48Forecasting as a Part of Human Resource Planning Choose human resource programsSUPPLY FORECASTINGDEMAND FORECASTINGDetermine organizational objectivesInternal programsPromotionTransferCareer planningTrainingTurnover controlExternal programsRecruitingExternal selectionExecutive exchangeDemand forecast for each objectiveAggregate demand forecastInternal supply forecastExternal supply forecastDoes aggregatesupply meetaggregatedemand?Aggregate supply forecastNoYesGo to feasibility analysis steps
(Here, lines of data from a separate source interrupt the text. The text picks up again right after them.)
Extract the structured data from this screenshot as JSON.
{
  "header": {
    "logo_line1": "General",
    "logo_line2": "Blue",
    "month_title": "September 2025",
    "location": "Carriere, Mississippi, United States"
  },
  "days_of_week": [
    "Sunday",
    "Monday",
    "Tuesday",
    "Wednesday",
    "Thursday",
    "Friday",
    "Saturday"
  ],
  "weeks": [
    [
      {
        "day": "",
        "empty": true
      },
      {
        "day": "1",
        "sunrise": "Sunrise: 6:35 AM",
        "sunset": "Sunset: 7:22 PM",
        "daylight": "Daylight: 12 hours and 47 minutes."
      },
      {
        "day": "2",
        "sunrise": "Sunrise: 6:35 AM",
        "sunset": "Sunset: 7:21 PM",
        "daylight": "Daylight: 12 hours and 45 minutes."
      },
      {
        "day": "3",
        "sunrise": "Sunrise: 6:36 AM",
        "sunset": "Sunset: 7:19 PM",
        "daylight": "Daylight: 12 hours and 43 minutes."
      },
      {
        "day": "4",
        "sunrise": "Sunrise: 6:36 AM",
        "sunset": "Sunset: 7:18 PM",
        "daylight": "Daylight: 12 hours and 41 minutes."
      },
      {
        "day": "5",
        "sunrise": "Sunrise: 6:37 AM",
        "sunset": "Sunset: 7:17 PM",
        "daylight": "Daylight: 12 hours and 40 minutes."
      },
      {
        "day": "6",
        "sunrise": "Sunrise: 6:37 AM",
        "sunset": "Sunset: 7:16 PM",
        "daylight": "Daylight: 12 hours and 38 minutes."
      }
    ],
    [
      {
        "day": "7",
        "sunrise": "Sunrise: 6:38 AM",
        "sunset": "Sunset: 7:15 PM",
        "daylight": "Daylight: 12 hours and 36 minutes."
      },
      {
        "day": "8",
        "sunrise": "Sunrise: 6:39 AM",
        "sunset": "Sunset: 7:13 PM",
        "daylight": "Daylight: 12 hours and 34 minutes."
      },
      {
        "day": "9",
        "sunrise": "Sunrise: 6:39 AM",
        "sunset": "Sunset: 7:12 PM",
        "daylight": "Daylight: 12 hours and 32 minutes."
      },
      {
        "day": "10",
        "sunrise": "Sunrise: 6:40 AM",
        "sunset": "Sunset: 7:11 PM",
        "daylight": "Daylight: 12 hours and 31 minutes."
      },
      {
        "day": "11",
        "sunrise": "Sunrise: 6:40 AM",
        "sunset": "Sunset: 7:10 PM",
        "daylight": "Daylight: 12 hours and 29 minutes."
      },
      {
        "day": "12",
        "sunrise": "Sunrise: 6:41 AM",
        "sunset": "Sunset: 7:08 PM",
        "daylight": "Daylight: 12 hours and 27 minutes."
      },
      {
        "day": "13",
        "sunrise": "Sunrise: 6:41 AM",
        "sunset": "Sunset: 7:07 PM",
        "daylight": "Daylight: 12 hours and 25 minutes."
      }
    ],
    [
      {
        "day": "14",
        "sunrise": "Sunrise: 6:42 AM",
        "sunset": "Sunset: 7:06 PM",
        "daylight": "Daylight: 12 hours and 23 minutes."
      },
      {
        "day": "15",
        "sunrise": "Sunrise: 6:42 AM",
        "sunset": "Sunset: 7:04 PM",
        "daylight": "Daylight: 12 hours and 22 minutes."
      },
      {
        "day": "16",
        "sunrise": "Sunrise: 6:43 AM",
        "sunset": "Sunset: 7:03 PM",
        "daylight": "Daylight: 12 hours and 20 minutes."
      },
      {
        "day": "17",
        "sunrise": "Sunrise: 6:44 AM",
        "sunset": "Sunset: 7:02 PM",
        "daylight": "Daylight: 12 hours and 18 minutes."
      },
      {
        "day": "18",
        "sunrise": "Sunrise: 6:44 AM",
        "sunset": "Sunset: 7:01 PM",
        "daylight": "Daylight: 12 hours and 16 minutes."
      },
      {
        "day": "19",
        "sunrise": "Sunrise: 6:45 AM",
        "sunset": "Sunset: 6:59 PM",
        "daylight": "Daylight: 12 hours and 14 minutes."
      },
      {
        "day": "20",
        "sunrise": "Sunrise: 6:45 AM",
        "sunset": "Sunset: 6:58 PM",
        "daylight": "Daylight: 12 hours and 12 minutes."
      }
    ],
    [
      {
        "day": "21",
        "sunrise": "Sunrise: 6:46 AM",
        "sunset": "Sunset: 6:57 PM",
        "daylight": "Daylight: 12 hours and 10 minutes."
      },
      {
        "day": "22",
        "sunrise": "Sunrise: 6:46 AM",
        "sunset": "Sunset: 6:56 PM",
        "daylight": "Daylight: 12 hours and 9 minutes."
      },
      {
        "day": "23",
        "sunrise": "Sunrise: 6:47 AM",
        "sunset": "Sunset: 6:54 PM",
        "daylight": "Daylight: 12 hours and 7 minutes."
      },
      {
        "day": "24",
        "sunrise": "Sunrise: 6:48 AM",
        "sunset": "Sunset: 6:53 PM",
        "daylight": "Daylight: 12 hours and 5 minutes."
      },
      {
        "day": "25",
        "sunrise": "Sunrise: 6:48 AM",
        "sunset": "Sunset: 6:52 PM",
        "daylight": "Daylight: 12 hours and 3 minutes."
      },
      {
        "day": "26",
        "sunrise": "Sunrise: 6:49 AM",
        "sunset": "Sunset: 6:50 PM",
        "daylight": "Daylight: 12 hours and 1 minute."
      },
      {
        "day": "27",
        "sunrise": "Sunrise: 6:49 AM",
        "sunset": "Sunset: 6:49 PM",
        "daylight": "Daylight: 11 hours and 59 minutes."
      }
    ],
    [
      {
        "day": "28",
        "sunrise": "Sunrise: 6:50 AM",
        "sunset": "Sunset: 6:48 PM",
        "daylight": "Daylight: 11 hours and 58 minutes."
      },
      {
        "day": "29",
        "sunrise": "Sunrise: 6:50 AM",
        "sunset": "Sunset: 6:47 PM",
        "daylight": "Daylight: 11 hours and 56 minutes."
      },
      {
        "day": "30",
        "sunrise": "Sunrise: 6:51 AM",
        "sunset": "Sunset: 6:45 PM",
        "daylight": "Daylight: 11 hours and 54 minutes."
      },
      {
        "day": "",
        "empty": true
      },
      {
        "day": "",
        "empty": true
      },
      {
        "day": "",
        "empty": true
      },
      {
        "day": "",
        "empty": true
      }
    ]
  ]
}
50Internal Supply Forecasting Information Organizational features (e.g., staffing capabilities)Productivity - rates of productivity, productivity changesRates of promotion, demotion, transfer and turnover
58System Sophistication Organizational sizelarge organizations require more complex forecasting systems and likely to have the required skilled staffOrganizational complexitycomplex career paths and diverse skill requirements lead to more complex forecasting systemsOrganizational objectivesthe greater the gap between current HR situation and desired HR situation the more sophisticated the systemOrganizational plans and strategiesthe complex the plans are the more complex the forecasting system
60Forecasting Time Frame Depends on degree of environmental uncertaintyFactors creating uncertainty (shortening time frame)many new competitors, changes in technology, changes in social, political and economic climate, unstable product demandFactors promoting stability (longer time frame)strong competitive position, slowly developing technology, stable product demand.